The first democracy monument to be bulldozed was in Buriram Province on 7 November 2014 right after the military coup removed the last fully-elected parliament and installed an ultra-royalist military government. They said the monument was removed to make way for a highway.
The most controversial removal was also the smallest. In April 2017 a small brass marker disappeared in the night after having been imbedded in the pavement of the Royal Plaza in Bangkok for 80 years marking the spot where the Democracy Revolution began. It was replaced with one praising the monarchy, just after the new King ascended the throne.
Meanwhile, phrases from the official swearing-in ceremony for government officials have been removed that mentioned their duty to the constitution rather than the monarch. Control of royal funds of several kinds has been moved from government to palace officials. A new parliament has been installed with entire blocks simply appointed by the military, and important branches of the military have been put back under the King’s command.
This week the government scurried to deny a rumor spreading on social media that the next to go would be the Democracy Monument itself. A major expansion and improvement of the boulevard “will not touch the Democracy Monument” which sits in the middle of the street, the government spokesperson insisted.
The model of the democratic constitution still resides prominently on its three layers of ceremonial basin atop the Democracy Monument, although the actual constitution has been replaced at least 19 times.
It takes a special kind of blindness not to see how the idea of constitutional democracy is being removed one monument and one step at a time. But there are other ways to dilute the rule of law and hand it over to rulers. Refusing to let courts of justice function impartially is one of them. Fixing it so that elections no longer put the people in office that the majority of citizens want to be their representatives is another.

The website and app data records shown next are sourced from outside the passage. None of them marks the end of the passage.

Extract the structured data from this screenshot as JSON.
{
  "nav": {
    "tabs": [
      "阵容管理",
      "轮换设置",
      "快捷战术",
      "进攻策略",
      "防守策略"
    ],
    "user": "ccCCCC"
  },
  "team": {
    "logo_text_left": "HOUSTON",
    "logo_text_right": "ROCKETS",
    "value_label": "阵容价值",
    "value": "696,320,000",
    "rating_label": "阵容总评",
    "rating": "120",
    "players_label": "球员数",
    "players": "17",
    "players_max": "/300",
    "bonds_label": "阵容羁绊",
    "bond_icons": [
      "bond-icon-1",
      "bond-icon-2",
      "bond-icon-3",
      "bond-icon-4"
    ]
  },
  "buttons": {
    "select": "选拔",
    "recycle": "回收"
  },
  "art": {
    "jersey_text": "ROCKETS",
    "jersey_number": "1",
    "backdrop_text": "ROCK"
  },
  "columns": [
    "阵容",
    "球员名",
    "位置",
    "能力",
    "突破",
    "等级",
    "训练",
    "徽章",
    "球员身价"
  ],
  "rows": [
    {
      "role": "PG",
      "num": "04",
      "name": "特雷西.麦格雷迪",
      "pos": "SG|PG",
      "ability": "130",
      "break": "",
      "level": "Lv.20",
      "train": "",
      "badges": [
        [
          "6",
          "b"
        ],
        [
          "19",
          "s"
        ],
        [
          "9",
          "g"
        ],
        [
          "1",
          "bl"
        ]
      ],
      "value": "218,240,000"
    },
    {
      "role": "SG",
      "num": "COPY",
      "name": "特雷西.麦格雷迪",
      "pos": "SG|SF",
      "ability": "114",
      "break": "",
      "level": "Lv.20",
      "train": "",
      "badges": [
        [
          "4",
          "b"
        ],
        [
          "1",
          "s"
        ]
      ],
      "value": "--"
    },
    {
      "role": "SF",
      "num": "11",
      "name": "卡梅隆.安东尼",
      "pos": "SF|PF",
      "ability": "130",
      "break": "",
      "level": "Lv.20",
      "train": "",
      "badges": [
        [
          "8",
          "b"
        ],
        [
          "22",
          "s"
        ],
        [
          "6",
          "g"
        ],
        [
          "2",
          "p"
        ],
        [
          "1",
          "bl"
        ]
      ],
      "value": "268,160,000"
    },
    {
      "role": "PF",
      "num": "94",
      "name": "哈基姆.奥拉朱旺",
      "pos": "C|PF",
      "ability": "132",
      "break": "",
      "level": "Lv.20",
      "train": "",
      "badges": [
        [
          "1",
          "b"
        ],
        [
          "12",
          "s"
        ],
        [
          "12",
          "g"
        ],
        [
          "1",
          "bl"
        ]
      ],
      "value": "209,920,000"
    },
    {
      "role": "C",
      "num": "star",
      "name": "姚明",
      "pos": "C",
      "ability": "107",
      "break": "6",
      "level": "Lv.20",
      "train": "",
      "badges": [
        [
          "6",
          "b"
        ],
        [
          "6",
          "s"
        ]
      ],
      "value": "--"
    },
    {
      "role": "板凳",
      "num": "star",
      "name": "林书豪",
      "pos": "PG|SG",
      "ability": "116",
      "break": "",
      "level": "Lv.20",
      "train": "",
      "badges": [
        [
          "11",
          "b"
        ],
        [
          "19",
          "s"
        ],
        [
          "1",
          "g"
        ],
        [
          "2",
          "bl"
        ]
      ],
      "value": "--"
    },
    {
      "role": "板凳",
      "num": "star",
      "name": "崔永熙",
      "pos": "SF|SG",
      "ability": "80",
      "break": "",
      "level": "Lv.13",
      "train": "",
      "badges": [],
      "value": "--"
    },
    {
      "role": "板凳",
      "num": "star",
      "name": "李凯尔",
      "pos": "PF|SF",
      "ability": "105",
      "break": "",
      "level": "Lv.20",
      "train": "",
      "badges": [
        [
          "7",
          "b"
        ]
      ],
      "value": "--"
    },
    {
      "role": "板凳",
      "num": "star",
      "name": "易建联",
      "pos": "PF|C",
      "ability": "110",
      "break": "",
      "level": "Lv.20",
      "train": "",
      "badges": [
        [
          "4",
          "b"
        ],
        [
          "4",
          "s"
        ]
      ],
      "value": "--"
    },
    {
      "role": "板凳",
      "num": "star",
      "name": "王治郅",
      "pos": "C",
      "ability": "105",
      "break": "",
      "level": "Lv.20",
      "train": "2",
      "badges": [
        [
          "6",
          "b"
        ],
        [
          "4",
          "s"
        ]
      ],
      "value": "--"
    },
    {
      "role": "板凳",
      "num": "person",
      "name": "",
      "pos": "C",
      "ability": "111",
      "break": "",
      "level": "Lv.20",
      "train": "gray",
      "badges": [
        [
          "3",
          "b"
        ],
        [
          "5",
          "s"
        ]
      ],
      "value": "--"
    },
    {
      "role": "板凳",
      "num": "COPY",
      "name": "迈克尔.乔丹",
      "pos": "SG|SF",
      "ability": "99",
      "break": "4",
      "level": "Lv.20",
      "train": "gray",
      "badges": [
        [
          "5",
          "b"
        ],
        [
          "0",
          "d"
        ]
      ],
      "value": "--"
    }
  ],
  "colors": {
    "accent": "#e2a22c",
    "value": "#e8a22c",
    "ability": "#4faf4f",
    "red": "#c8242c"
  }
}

History is harder to manipulate, but people’s memories are easier to deceive when historical reminders are removed. Start with the oncoming generation. Remove the statues, then shorten mentions of inconvenient events in text books, and pretty soon history is all fixed.
Rev. Dr. Kenneth Dobson posts his weekly reflections on this blog.